Working On A Dream – Bruce Springsteen
After nearly seven years of living through the Bush administration, Bruce Springsteen released Magic. That album shined a light on an America in turmoil, a country he didn’t recognize. Possibly, the negativity of that release coupled with the opportunity to continue working with the E Street Band members caused him to start recording the majority of the tracks that make up Working On A Dream immediately after Magic completed. His 24th album offers a tempered glimmer of optimism, a respite from the fever dream of the past eight years with the songs’ narrators making it day-by-day with the helpful assistance of the ones they love.
Together, they move forward to an uncertain, but hopeful, future. Following 1995’s The Ghost of Tom Joad Springsteen has replaced lyrical immediacy for poetic layers. His characters are shadows of figures and situations and lovers who make it through life with adult bodies that sometimes let them down. While the song’s overall meaning can be clouded, its depth can be intoxicating (“What Love Can Do”). Working with producer Brendan O’Brien again, the songs move from the patented E Street Band rock sound (“My Lucky Day”) to the bluesy guise displayed live while performing “Reason To Believe” (“Good Eye”). There is a Seeger Sessions-like nod with a “Nashville Skyline”/Johnny Cash twist (“Tomorrow Never Knows”) and solo acoustic tunes with little flourish (“The Last Carnival” and “The Wrestler”).

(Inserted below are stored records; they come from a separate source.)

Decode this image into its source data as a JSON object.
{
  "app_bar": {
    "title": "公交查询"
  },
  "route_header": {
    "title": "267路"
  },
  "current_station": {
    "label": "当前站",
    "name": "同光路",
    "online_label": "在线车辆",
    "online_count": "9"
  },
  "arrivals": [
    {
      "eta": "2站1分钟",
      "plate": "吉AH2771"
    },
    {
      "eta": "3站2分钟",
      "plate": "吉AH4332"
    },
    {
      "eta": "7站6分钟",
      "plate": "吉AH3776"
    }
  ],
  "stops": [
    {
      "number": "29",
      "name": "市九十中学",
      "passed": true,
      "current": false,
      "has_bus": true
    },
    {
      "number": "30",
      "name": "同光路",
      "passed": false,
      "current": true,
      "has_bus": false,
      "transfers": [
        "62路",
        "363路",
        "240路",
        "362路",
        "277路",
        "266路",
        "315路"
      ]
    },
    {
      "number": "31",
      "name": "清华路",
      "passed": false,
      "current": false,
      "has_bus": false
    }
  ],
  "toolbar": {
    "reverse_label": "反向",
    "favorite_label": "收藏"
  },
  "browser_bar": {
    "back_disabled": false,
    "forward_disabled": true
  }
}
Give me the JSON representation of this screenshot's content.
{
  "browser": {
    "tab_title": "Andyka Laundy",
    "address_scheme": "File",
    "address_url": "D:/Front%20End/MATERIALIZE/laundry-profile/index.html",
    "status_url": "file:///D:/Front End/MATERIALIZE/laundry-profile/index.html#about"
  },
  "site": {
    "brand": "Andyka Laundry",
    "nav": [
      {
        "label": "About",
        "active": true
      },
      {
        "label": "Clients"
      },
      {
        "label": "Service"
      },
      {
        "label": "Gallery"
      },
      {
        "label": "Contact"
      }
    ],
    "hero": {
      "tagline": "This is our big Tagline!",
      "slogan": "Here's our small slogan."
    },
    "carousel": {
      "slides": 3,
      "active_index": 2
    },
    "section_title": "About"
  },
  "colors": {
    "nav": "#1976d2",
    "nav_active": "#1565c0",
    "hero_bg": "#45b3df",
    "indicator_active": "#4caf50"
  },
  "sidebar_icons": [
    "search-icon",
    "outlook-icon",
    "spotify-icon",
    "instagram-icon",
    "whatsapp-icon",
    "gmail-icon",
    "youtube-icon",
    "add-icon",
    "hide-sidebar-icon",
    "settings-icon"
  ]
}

And then, there are string arrangements that provide subtle support and even the perverse yet suitable idea of a whistled solo on “Working On A Dream.” With a nod to blue collar humility, the title track presents a vision of doing what it takes to move one step closer to the American Dream. Much of the album contains the right emotional tone, but with the economy swirling around the toilet bowl at the moment, an angrier display, ala “Born in the U.S.A,” would have felt much more appropriate.Listening to Working On A Dream reinforces where Springsteen has been heading artistically. I’ve always wondered why, looking out at a full arena dancing and singing along to his tunes, why much of the crowd mimics the age of the musicians onstage. He’s broken through to a next generation but not on the same level as Led Zeppelin or Tom Petty or Bob Dylan, and some of his other contemporaries. And, with this album, I’ve realized it comes down to a matter of Springsteen not just remaining to true to his 60s musical roots but defiantly pulling rock n’ roll into adulthood. Whereas some artists rely on vintage misogyny to the point where it becomes creepy, Springsteen is aware that he’s not just an artist and entertainer but also a husband and father.
On “Girls in Their Summer Clothes” from Magic, he’s more wistful than lustful. Here, he relates a loner’s longing on “Queen of the Supermarket,” travels down the Brian Wilson Highway with custard-flavored harmonies and lush production on the gorgeous “This Life” and offers the idea that a few sparks still can start a fire on “Kingdom of Days” (“We laughed beneath the covers/and count the wrinkles and the grays”). While rock n’ roll is generally viewed as a young man’s game, he’s been able to play lengthy shows that would leave scores of emo acts huffing and puffing on the side of the stage, and Springsteen’s done it while writing in a manner that displays the complexity of life and how there are no easy answers, taboot. Success being determined by the ability to make it home to the one you love, and the possibility that tomorrow may bring you one step closer to life’s jackpot.